Texas Gov. Greg Abbott issued a disaster declaration but said it would not affect the state’s May primary runoff elections that will decide congressional races. Wisconsin also said it planned to proceed with its April 7 primary.
But Louisiana officials decided the risk was too great. Louisiana Gov. John Bel Edwards said he planned to sign an executive order delaying the April 4 primary until June 20, describing the step as “necessary to protect the health and safety of the people of Louisiana.”
Some states might be able to send all voters ballots they can fill out and mail back, but that will largely depend on particular circumstances. For some, it may not be logistically possible.
A top election official in Maricopa County, Arizona, which includes the Phoenix area and 60% of the state’s registered voters, said he intended to mail ballots to everyone who didn’t already get one so they can be filled out at home and dropped at a polling place before polls close Tuesday.
Adrian Fontes, a Democrat, said he acted after “a series of cancellations by polling place locations and election worker staff.” He acknowledged there’s no explicit legal authority for his move, but said it’s also not strictly illegal.
“Considering this unprecedented emergency situation, we need to act to both enfranchise the voters and protect public health,” Fontes said.
But the state’s top election official, Democratic Secretary of State Katie Hobbs, said Fontes acted illegally and she pressed his mail vendor not to put the ballots in the mail. She said she’s been assured the ballots were prepared but had not yet been mailed.
In Wyoming, state Democrats have canceled the in-person portion of their upcoming caucuses and will instead rely on ballots that were already mailed to all registered party members.
“Our priority is ensuring that people are healthy and safe,” Wyoming Democratic Party Chair Joe M. Barbuto said in a statement Thursday. “Holding public events right now would put that in jeopardy, so this is the responsible course of action.”
Officials in Maryland and New York have said they’re considering mailing primary ballots to all registered voters.
In Ohio, which is under a statewide emergency because of the virus, a plea from the state’s elections chief earlier in the week prompted more than 1,200 people to sign up for poll worker duty across the state after election boards reported some workers were dropping out amid virus fears.
One state official, Auditor Keith Faber, urged his entire staff to take a paid leave day to help out.
In Broward County, Florida, election officials were stocking its 421 polling locations with extra supplies including 4,000 rolls of paper towels, gloves and more than 400 bars of soap.
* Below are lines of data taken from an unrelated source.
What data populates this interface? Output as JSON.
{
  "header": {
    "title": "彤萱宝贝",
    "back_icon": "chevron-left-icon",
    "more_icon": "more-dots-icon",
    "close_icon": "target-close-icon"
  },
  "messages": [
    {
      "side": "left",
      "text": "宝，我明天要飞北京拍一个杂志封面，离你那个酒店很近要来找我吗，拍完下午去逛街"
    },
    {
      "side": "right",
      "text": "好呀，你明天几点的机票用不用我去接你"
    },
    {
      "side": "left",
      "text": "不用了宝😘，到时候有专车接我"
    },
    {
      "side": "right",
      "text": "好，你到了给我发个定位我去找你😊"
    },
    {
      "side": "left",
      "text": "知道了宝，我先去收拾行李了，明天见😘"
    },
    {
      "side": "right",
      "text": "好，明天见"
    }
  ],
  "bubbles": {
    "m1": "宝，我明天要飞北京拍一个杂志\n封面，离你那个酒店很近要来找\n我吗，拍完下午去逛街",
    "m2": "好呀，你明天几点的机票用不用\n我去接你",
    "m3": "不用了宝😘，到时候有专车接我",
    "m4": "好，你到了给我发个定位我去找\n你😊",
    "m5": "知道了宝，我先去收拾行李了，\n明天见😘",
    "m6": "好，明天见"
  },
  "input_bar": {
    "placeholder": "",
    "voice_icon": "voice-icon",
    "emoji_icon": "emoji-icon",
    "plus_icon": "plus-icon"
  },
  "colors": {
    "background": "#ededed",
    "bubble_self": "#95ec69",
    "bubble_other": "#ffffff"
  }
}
“We’ve purchased gallons of rubbing alcohol and are having them transferred to spray bottles,” spokesperson Steve Vancore said. “We’ve ordered cases upon case of Clorox wipes so polls workers can frequently wipe down the equipment and wipe down the voting booths.”
Cassidy reported from Atlanta.
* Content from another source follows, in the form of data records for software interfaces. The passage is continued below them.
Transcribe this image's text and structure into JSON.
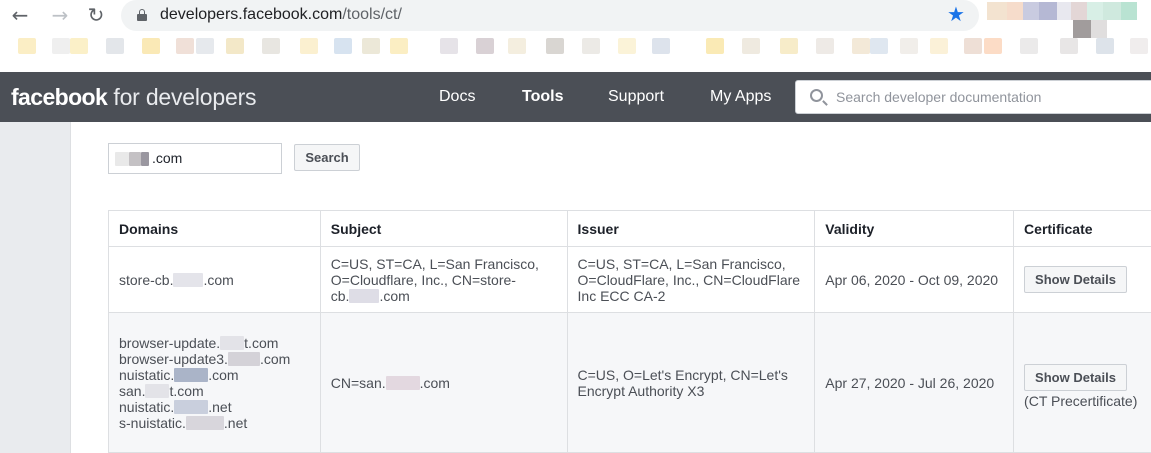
{
  "browser": {
    "url_domain": "developers.facebook.com",
    "url_path": "/tools/ct/",
    "back_glyph": "←",
    "forward_glyph": "→",
    "reload_glyph": "↻",
    "star_glyph": "★"
  },
  "header": {
    "logo_bold": "facebook",
    "logo_light": "for developers",
    "nav": [
      {
        "label": "Docs"
      },
      {
        "label": "Tools"
      },
      {
        "label": "Support"
      },
      {
        "label": "My Apps"
      }
    ],
    "search_placeholder": "Search developer documentation"
  },
  "query": {
    "domain_suffix": ".com",
    "search_label": "Search"
  },
  "table": {
    "columns": [
      "Domains",
      "Subject",
      "Issuer",
      "Validity",
      "Certificate"
    ],
    "rows": [
      {
        "domain_prefix": "store-cb.",
        "domain_suffix": ".com",
        "subject_line1": "C=US, ST=CA, L=San Francisco,",
        "subject_line2": "O=Cloudflare, Inc., CN=store-",
        "subject_line3_prefix": "cb.",
        "subject_line3_suffix": ".com",
        "issuer": "C=US, ST=CA, L=San Francisco, O=CloudFlare, Inc., CN=CloudFlare Inc ECC CA-2",
        "validity": "Apr 06, 2020 - Oct 09, 2020",
        "button": "Show Details",
        "note": ""
      },
      {
        "domains": [
          {
            "prefix": "browser-update.",
            "suffix": "t.com"
          },
          {
            "prefix": "browser-update3.",
            "suffix": ".com"
          },
          {
            "prefix": "nuistatic.",
            "suffix": ".com"
          },
          {
            "prefix": "san.",
            "suffix": "t.com"
          },
          {
            "prefix": "nuistatic.",
            "suffix": ".net"
          },
          {
            "prefix": "s-nuistatic.",
            "suffix": ".net"
          }
        ],
        "subject_prefix": "CN=san.",
        "subject_suffix": ".com",
        "issuer": "C=US, O=Let's Encrypt, CN=Let's Encrypt Authority X3",
        "validity": "Apr 27, 2020 - Jul 26, 2020",
        "button": "Show Details",
        "note": "(CT Precertificate)"
      }
    ]
  },
  "colors": {
    "fb_bar": "#4b4f56",
    "left_rail": "#e9ebee",
    "star": "#1a73e8"
  }
}
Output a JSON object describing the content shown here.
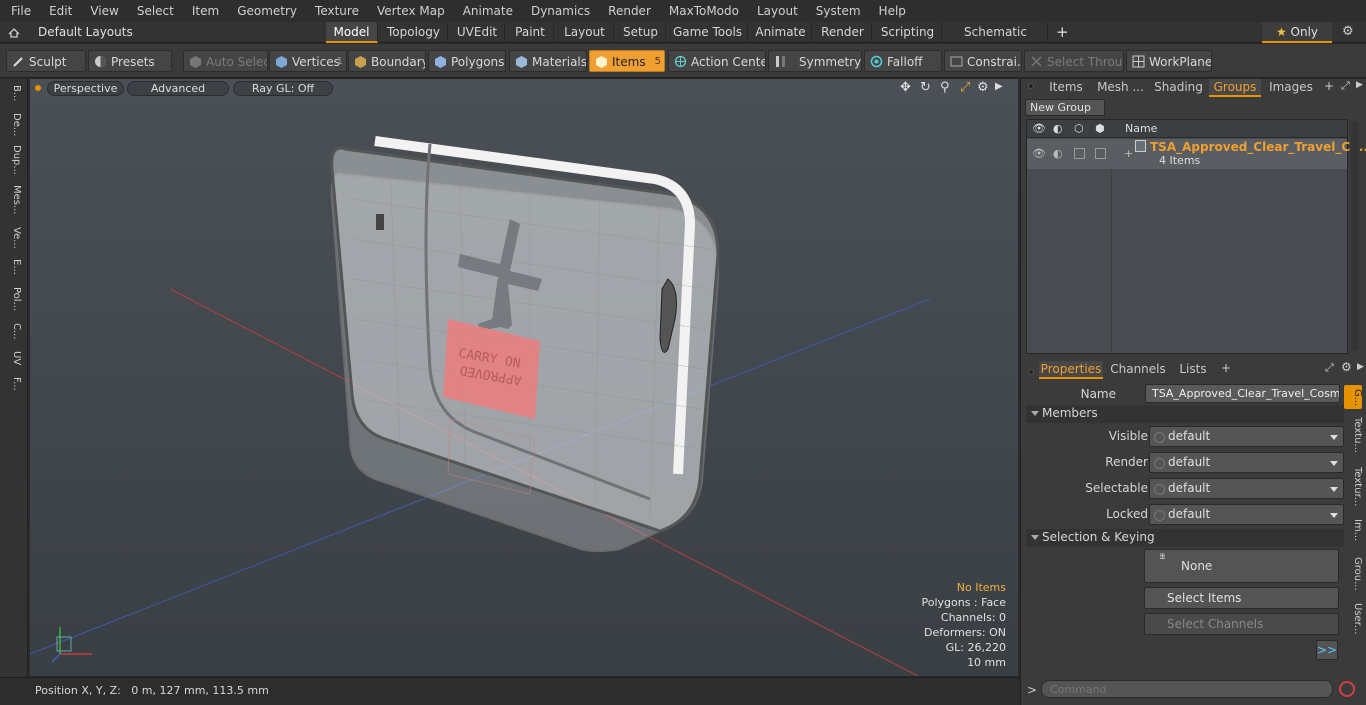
{
  "menu": [
    "File",
    "Edit",
    "View",
    "Select",
    "Item",
    "Geometry",
    "Texture",
    "Vertex Map",
    "Animate",
    "Dynamics",
    "Render",
    "MaxToModo",
    "Layout",
    "System",
    "Help"
  ],
  "layouts": {
    "selector": "Default Layouts",
    "tabs": [
      "Model",
      "Topology",
      "UVEdit",
      "Paint",
      "Layout",
      "Setup",
      "Game Tools",
      "Animate",
      "Render",
      "Scripting",
      "Schematic Fusion"
    ],
    "active": "Model",
    "only_label": "Only"
  },
  "toolbar": {
    "sculpt": "Sculpt",
    "presets": "Presets",
    "auto_select": "Auto Select",
    "vertices": "Vertices",
    "vertices_count": "1",
    "boundary": "Boundary",
    "polygons": "Polygons",
    "materials": "Materials",
    "items": "Items",
    "items_count": "5",
    "action_center": "Action Center",
    "symmetry": "Symmetry",
    "falloff": "Falloff",
    "constraints": "Constrai...",
    "select_through": "Select Through",
    "workplane": "WorkPlane"
  },
  "left_tabs": [
    "B...",
    "De...",
    "Dup...",
    "Mes...",
    "Ve...",
    "E...",
    "Pol...",
    "C...",
    "UV",
    "F..."
  ],
  "viewport": {
    "view_mode": "Perspective",
    "shading": "Advanced",
    "raygl": "Ray GL: Off",
    "stats": {
      "selection": "No Items",
      "polygons": "Polygons : Face",
      "channels": "Channels: 0",
      "deformers": "Deformers: ON",
      "gl": "GL: 26,220",
      "grid": "10 mm"
    },
    "model_label_top": "CARRY ON",
    "model_label_bottom": "APPROVED"
  },
  "status": {
    "position": "Position X, Y, Z:   0 m, 127 mm, 113.5 mm"
  },
  "panel_tabs": [
    "Items",
    "Mesh ...",
    "Shading",
    "Groups",
    "Images"
  ],
  "panel_active": "Groups",
  "groups": {
    "new_group": "New Group",
    "col_name": "Name",
    "item_name": "TSA_Approved_Clear_Travel_C ...",
    "item_sub": "4 Items"
  },
  "props_tabs": [
    "Properties",
    "Channels",
    "Lists"
  ],
  "props_active": "Properties",
  "properties": {
    "name_label": "Name",
    "name_value": "TSA_Approved_Clear_Travel_Cosmeti",
    "members_header": "Members",
    "visible_label": "Visible",
    "visible_value": "default",
    "render_label": "Render",
    "render_value": "default",
    "selectable_label": "Selectable",
    "selectable_value": "default",
    "locked_label": "Locked",
    "locked_value": "default",
    "selkey_header": "Selection & Keying",
    "none_label": "None",
    "select_items": "Select Items",
    "select_channels": "Select Channels",
    "more": ">>"
  },
  "right_vtabs": [
    "G...",
    "Textu...",
    "Textur...",
    "Im...",
    "Grou...",
    "User..."
  ],
  "command": {
    "prompt": ">",
    "placeholder": "Command"
  }
}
Associated Press writers Jonathan J. Cooper in Phoenix; Kelli Kennedy in Fort Lauderdale, Florida; Frank Bajak in Boston; Brian Witte in Annapolis, Maryland; John O’Connor in Springfield, Illinois; Geoff Mulvihill in Cherry Hill, New Jersey; and Todd Richmond in Madison, Wisconsin, contributed to this report.